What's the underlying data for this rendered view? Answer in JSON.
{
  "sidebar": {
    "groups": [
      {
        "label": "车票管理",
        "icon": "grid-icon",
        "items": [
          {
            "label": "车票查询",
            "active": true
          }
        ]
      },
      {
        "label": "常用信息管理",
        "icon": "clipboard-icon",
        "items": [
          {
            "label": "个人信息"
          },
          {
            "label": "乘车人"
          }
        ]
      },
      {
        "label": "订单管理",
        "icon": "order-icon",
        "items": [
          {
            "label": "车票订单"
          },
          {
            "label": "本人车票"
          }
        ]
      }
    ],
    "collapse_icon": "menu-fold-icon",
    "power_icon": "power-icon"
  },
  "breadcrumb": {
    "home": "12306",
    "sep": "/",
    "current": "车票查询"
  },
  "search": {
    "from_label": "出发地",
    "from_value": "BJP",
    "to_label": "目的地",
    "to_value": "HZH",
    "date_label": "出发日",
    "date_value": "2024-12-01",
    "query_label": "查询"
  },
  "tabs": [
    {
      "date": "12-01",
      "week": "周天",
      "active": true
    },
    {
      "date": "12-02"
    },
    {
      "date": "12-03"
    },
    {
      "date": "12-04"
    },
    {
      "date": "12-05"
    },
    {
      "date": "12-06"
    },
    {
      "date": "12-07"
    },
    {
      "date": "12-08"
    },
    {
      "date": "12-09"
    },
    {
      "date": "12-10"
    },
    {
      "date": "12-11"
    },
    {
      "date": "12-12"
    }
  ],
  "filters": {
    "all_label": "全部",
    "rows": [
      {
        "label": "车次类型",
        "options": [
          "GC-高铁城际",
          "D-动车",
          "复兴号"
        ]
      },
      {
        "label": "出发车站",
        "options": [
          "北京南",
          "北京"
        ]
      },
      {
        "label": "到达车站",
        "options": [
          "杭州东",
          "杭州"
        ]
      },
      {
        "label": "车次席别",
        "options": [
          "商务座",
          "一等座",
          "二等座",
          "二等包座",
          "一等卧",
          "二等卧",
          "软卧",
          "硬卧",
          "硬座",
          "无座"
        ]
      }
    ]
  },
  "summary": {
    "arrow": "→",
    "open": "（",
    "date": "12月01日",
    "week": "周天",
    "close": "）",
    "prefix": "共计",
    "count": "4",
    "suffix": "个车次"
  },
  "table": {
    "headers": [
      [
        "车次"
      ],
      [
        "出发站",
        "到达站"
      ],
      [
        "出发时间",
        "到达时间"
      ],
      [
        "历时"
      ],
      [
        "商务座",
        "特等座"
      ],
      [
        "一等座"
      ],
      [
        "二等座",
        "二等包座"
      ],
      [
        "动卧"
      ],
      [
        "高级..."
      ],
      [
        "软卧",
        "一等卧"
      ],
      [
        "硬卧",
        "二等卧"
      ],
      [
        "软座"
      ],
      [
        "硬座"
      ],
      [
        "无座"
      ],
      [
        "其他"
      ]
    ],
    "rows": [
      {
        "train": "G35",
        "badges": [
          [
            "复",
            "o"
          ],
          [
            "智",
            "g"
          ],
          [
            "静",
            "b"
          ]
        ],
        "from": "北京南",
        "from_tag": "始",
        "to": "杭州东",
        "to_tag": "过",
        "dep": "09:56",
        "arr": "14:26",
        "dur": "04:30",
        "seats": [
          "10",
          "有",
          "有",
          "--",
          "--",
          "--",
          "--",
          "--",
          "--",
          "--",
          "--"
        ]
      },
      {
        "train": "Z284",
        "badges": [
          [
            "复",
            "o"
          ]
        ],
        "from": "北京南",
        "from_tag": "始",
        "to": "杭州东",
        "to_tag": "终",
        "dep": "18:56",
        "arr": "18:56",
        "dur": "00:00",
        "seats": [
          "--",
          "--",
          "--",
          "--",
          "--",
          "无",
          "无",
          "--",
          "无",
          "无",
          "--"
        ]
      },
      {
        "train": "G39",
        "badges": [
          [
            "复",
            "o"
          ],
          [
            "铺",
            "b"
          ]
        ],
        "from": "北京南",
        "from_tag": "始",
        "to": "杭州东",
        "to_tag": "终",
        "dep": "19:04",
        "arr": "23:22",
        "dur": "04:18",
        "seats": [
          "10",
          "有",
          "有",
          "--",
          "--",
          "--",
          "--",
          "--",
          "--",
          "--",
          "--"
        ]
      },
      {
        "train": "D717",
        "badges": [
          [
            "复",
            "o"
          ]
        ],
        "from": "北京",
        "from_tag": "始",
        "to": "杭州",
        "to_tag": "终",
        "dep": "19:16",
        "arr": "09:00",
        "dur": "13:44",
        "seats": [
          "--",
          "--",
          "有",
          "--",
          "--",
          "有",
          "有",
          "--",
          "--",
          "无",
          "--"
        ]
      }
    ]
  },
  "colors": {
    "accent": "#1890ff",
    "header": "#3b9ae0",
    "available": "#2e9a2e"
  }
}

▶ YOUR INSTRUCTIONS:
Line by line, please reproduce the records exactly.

▶ ANSWER SPACE:
What's the underlying data for this rendered view? Answer in JSON.
{
  "sidebar": {
    "groups": [
      {
        "label": "车票管理",
        "icon": "grid-icon",
        "items": [
          {
            "label": "车票查询",
            "active": true
          }
        ]
      },
      {
        "label": "常用信息管理",
        "icon": "clipboard-icon",
        "items": [
          {
            "label": "个人信息"
          },
          {
            "label": "乘车人"
          }
        ]
      },
      {
        "label": "订单管理",
        "icon": "order-icon",
        "items": [
          {
            "label": "车票订单"
          },
          {
            "label": "本人车票"
          }
        ]
      }
    ],
    "collapse_icon": "menu-fold-icon",
    "power_icon": "power-icon"
  },
  "breadcrumb": {
    "home": "12306",
    "sep": "/",
    "current": "车票查询"
  },
  "search": {
    "from_label": "出发地",
    "from_value": "BJP",
    "to_label": "目的地",
    "to_value": "HZH",
    "date_label": "出发日",
    "date_value": "2024-12-01",
    "query_label": "查询"
  },
  "tabs": [
    {
      "date": "12-01",
      "week": "周天",
      "active": true
    },
    {
      "date": "12-02"
    },
    {
      "date": "12-03"
    },
    {
      "date": "12-04"
    },
    {
      "date": "12-05"
    },
    {
      "date": "12-06"
    },
    {
      "date": "12-07"
    },
    {
      "date": "12-08"
    },
    {
      "date": "12-09"
    },
    {
      "date": "12-10"
    },
    {
      "date": "12-11"
    },
    {
      "date": "12-12"
    }
  ],
  "filters": {
    "all_label": "全部",
    "rows": [
      {
        "label": "车次类型",
        "options": [
          "GC-高铁城际",
          "D-动车",
          "复兴号"
        ]
      },
      {
        "label": "出发车站",
        "options": [
          "北京南",
          "北京"
        ]
      },
      {
        "label": "到达车站",
        "options": [
          "杭州东",
          "杭州"
        ]
      },
      {
        "label": "车次席别",
        "options": [
          "商务座",
          "一等座",
          "二等座",
          "二等包座",
          "一等卧",
          "二等卧",
          "软卧",
          "硬卧",
          "硬座",
          "无座"
        ]
      }
    ]
  },
  "summary": {
    "arrow": "→",
    "open": "（",
    "date": "12月01日",
    "week": "周天",
    "close": "）",
    "prefix": "共计",
    "count": "4",
    "suffix": "个车次"
  },
  "table": {
    "headers": [
      [
        "车次"
      ],
      [
        "出发站",
        "到达站"
      ],
      [
        "出发时间",
        "到达时间"
      ],
      [
        "历时"
      ],
      [
        "商务座",
        "特等座"
      ],
      [
        "一等座"
      ],
      [
        "二等座",
        "二等包座"
      ],
      [
        "动卧"
      ],
      [
        "高级..."
      ],
      [
        "软卧",
        "一等卧"
      ],
      [
        "硬卧",
        "二等卧"
      ],
      [
        "软座"
      ],
      [
        "硬座"
      ],
      [
        "无座"
      ],
      [
        "其他"
      ]
    ],
    "rows": [
      {
        "train": "G35",
        "badges": [
          [
            "复",
            "o"
          ],
          [
            "智",
            "g"
          ],
          [
            "静",
            "b"
          ]
        ],
        "from": "北京南",
        "from_tag": "始",
        "to": "杭州东",
        "to_tag": "过",
        "dep": "09:56",
        "arr": "14:26",
        "dur": "04:30",
        "seats": [
          "10",
          "有",
          "有",
          "--",
          "--",
          "--",
          "--",
          "--",
          "--",
          "--",
          "--"
        ]
      },
      {
        "train": "Z284",
        "badges": [
          [
            "复",
            "o"
          ]
        ],
        "from": "北京南",
        "from_tag": "始",
        "to": "杭州东",
        "to_tag": "终",
        "dep": "18:56",
        "arr": "18:56",
        "dur": "00:00",
        "seats": [
          "--",
          "--",
          "--",
          "--",
          "--",
          "无",
          "无",
          "--",
          "无",
          "无",
          "--"
        ]
      },
      {
        "train": "G39",
        "badges": [
          [
            "复",
            "o"
          ],
          [
            "铺",
            "b"
          ]
        ],
        "from": "北京南",
        "from_tag": "始",
        "to": "杭州东",
        "to_tag": "终",
        "dep": "19:04",
        "arr": "23:22",
        "dur": "04:18",
        "seats": [
          "10",
          "有",
          "有",
          "--",
          "--",
          "--",
          "--",
          "--",
          "--",
          "--",
          "--"
        ]
      },
      {
        "train": "D717",
        "badges": [
          [
            "复",
            "o"
          ]
        ],
        "from": "北京",
        "from_tag": "始",
        "to": "杭州",
        "to_tag": "终",
        "dep": "19:16",
        "arr": "09:00",
        "dur": "13:44",
        "seats": [
          "--",
          "--",
          "有",
          "--",
          "--",
          "有",
          "有",
          "--",
          "--",
          "无",
          "--"
        ]
      }
    ]
  },
  "colors": {
    "accent": "#1890ff",
    "header": "#3b9ae0",
    "available": "#2e9a2e"
  }
}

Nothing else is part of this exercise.